queueAs soon as the man walked in the door I had him down as a queue-jumper. Our branch of the bank gets really busy and as we sit with our tickets waiting for our number to appear above the tellers’ desks, queue-jumpers can be very frustrating and delay our own transactions. You can spend an hour sitting in a bank waiting to deposit some £ sterling or transfer some funds from your savings account.

We all looked on as he headed straight for the nearest teller, who was taking a deposit of a great pile of banknotes from a customer. Probably the weekend’s takings from a small business. It was Monday after all. The teller stopped as he was loading the notes into the counting machine, hand poised mid-air and clutching a wad of money.

The man, in blue Polo shirt and grubby grey trousers, said something to the teller and showed him a laminated card that had the Turkish flag on it. I don’t know what it was. Re-directing him to a teller position at the far end of the bank the teller then carried on loading his banknotes.  The counting machine chuntered on.

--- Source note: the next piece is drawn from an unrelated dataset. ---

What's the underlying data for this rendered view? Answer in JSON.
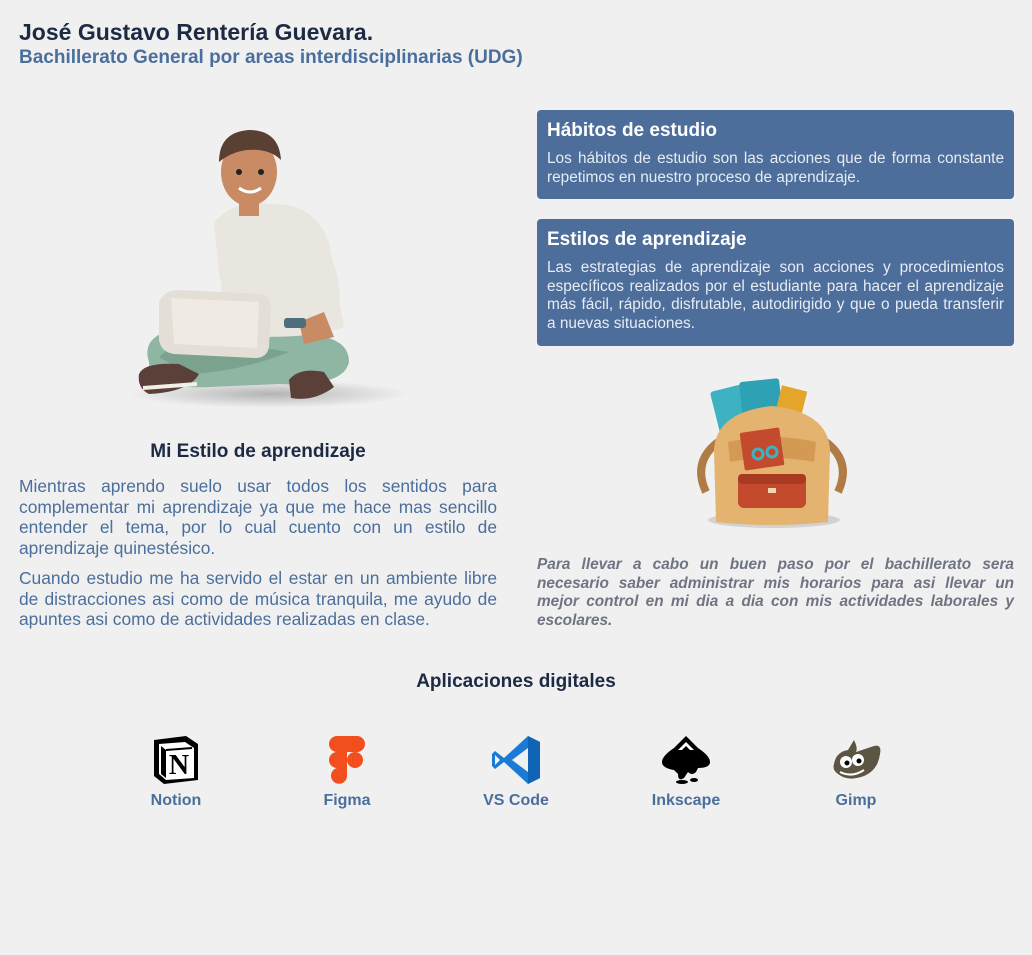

The man walked to the end of the office and spoke to a woman through the final teller window. She inspected the laminated card he offered her and then raised her voice and spoke to the other tellers in the office as they were serving their customers. Her question to them contained the word ‘calismak’, which is Turkish for ‘work’.

Each teller in turn shook their head and said no. The woman relayed that to the man and he turned slowly and headed for the door. His body language indicated humility and acceptance of the decision.

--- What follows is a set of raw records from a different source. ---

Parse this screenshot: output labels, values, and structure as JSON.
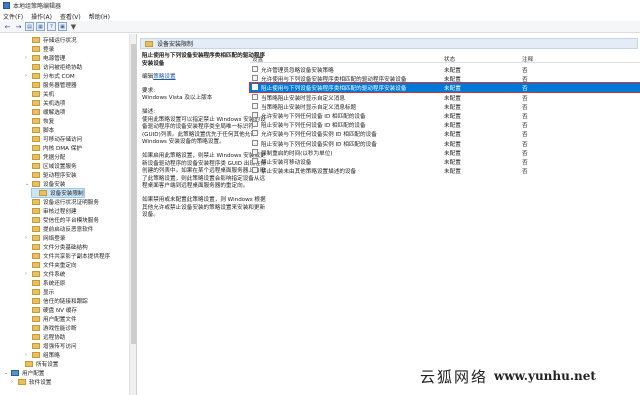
{
  "window": {
    "title": "本地组策略编辑器"
  },
  "menu": [
    "文件(F)",
    "操作(A)",
    "查看(V)",
    "帮助(H)"
  ],
  "toolbar": {
    "back": "←",
    "forward": "→",
    "box1": "▤",
    "box2": "▦",
    "help": "?",
    "box3": "▣",
    "filter": "▼"
  },
  "tree": {
    "items": [
      {
        "label": "存储运行状况",
        "depth": 3
      },
      {
        "label": "登录",
        "depth": 3
      },
      {
        "label": "电源管理",
        "depth": 3,
        "toggle": "›"
      },
      {
        "label": "访问被拒绝协助",
        "depth": 3
      },
      {
        "label": "分布式 COM",
        "depth": 3,
        "toggle": "›"
      },
      {
        "label": "服务器管理器",
        "depth": 3
      },
      {
        "label": "关机",
        "depth": 3
      },
      {
        "label": "关机选项",
        "depth": 3
      },
      {
        "label": "缓解选项",
        "depth": 3
      },
      {
        "label": "恢复",
        "depth": 3
      },
      {
        "label": "脚本",
        "depth": 3
      },
      {
        "label": "可移动存储访问",
        "depth": 3
      },
      {
        "label": "内核 DMA 保护",
        "depth": 3
      },
      {
        "label": "凭据分配",
        "depth": 3
      },
      {
        "label": "区域设置服务",
        "depth": 3
      },
      {
        "label": "驱动程序安装",
        "depth": 3
      },
      {
        "label": "设备安装",
        "depth": 3,
        "toggle": "⌄"
      },
      {
        "label": "设备安装限制",
        "depth": 4,
        "selected": true
      },
      {
        "label": "设备运行状况证明服务",
        "depth": 3
      },
      {
        "label": "审核过程创建",
        "depth": 3
      },
      {
        "label": "受信任的平台模块服务",
        "depth": 3
      },
      {
        "label": "提前启动反恶意软件",
        "depth": 3
      },
      {
        "label": "网络登录",
        "depth": 3,
        "toggle": "›"
      },
      {
        "label": "文件分类基础结构",
        "depth": 3
      },
      {
        "label": "文件共享影子副本提供程序",
        "depth": 3
      },
      {
        "label": "文件夹重定向",
        "depth": 3
      },
      {
        "label": "文件系统",
        "depth": 3,
        "toggle": "›"
      },
      {
        "label": "系统还原",
        "depth": 3
      },
      {
        "label": "显示",
        "depth": 3
      },
      {
        "label": "信任的链接和跟踪",
        "depth": 3
      },
      {
        "label": "硬盘 NV 缓存",
        "depth": 3
      },
      {
        "label": "用户配置文件",
        "depth": 3
      },
      {
        "label": "游戏性能诊断",
        "depth": 3
      },
      {
        "label": "远程协助",
        "depth": 3
      },
      {
        "label": "增强传写访问",
        "depth": 3
      },
      {
        "label": "组策略",
        "depth": 3,
        "toggle": "›"
      },
      {
        "label": "所有设置",
        "depth": 2
      },
      {
        "label": "用户配置",
        "depth": 0,
        "toggle": "⌄",
        "pc": true
      },
      {
        "label": "软件设置",
        "depth": 1,
        "toggle": "›"
      }
    ]
  },
  "content": {
    "header": "设备安装限制",
    "desc": {
      "title": "阻止使用与下列设备安装程序类相匹配的驱动程序安装设备",
      "edit_prefix": "编辑",
      "edit_link": "策略设置",
      "req_label": "要求:",
      "req_text": "Windows Vista 及以上版本",
      "desc_label": "描述:",
      "desc_text": "使用此策略设置可以指定禁止 Windows 安装的设备驱动程序的设备安装程序类全局唯一标识符(GUID)列表。此策略设置优先于任何其他允许 Windows 安装设备的策略设置。",
      "enable_text": "如果启用此策略设置，则禁止 Windows 安装或更新设备驱动程序的设备安装程序类 GUID 出现在你创建的列表中。如果在某个远程桌面服务器上启用了此策略设置，则此策略设置会影响指定设备从远程桌面客户端到远程桌面服务器的重定向。",
      "disable_text": "如果禁用或未配置此策略设置，则 Windows 根据其他允许或禁止设备安装的策略设置来安装和更新设备。"
    },
    "list": {
      "headers": {
        "setting": "设置",
        "state": "状态",
        "comment": "注释"
      },
      "rows": [
        {
          "name": "允许管理员忽略设备安装策略",
          "state": "未配置",
          "comment": "否"
        },
        {
          "name": "允许使用与下列设备安装程序类相匹配的驱动程序安装设备",
          "state": "未配置",
          "comment": "否"
        },
        {
          "name": "阻止使用与下列设备安装程序类相匹配的驱动程序安装设备",
          "state": "未配置",
          "comment": "否",
          "selected": true
        },
        {
          "name": "当策略阻止安装时显示自定义消息",
          "state": "未配置",
          "comment": "否"
        },
        {
          "name": "当策略阻止安装时显示自定义消息标题",
          "state": "未配置",
          "comment": "否"
        },
        {
          "name": "允许安装与下列任何设备 ID 相匹配的设备",
          "state": "未配置",
          "comment": "否"
        },
        {
          "name": "阻止安装与下列任何设备 ID 相匹配的设备",
          "state": "未配置",
          "comment": "否"
        },
        {
          "name": "允许安装与下列任何设备实例 ID 相匹配的设备",
          "state": "未配置",
          "comment": "否"
        },
        {
          "name": "阻止安装与下列任何设备实例 ID 相匹配的设备",
          "state": "未配置",
          "comment": "否"
        },
        {
          "name": "强制重启的时间(以秒为单位)",
          "state": "未配置",
          "comment": "否"
        },
        {
          "name": "禁止安装可移动设备",
          "state": "未配置",
          "comment": "否"
        },
        {
          "name": "禁止安装未由其他策略设置描述的设备",
          "state": "未配置",
          "comment": "否"
        }
      ]
    }
  },
  "watermark": {
    "brand": "云狐网络",
    "url": "www.yunhu.net"
  }
}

He wasn’t a queue-jumper. He was a middle-aged man with no work and therefore no money coming in. Today he was probably asking everywhere for work in this busy town. He was prepared to walk into a bank and be publicly humiliated in front of a dozen or so people, just so he could try to find a job. Any little job. Empty the bins, polish the floor, tidy someone’s garden, paint the front door.

I cursed myself for my snap judgement. I was wrong. I admired the man’s courage and my heart went out to him. I wished him success. He wasn’t after charity, just honest work.

Today’s microadventure taught me to think before passing judgement on another.

Leave a comment

Filed under adventure, bank, exploits, fiction, judgement, microadventure, queue, queue-jumper, short stories, short story, suspense, Turkey, Turkish, Uncategorized, work, writing

I want some Microadventures

bike on the beach

Alastair Humphreys, adventurer, author and motivational speaker has written a book about microadventures. I haven’t read it but I love the concept.

I don’t need big adventures but I do like excitement. I don’t like being in a rut or having no opportunity for spontaneity. I like exploration and quests.

I don’t think I can timetable a whole year of adventures as Alastair suggests, but I am going to write about some of my past and future journeys. And encourage my friends to come along with me. This blog is proving to be a bit of an adventure in that I don’t know which direction it’ll take me, but it’s both challenging and fun. And everyone needs that.

So I am going to plan some microadventures. Some of them will be writing exploits, that’s for sure.

And I am going to remember some past escapades that can be classified as microadventures and write about them, relive them. I’ve had loads of exciting, challenging, surprising experiences – not all of which I’m prepared to share – but Alastair’s enthusiasm and nudging has got me going.

2 Comments

Filed under adventure, exploits, fiction, short stories, writing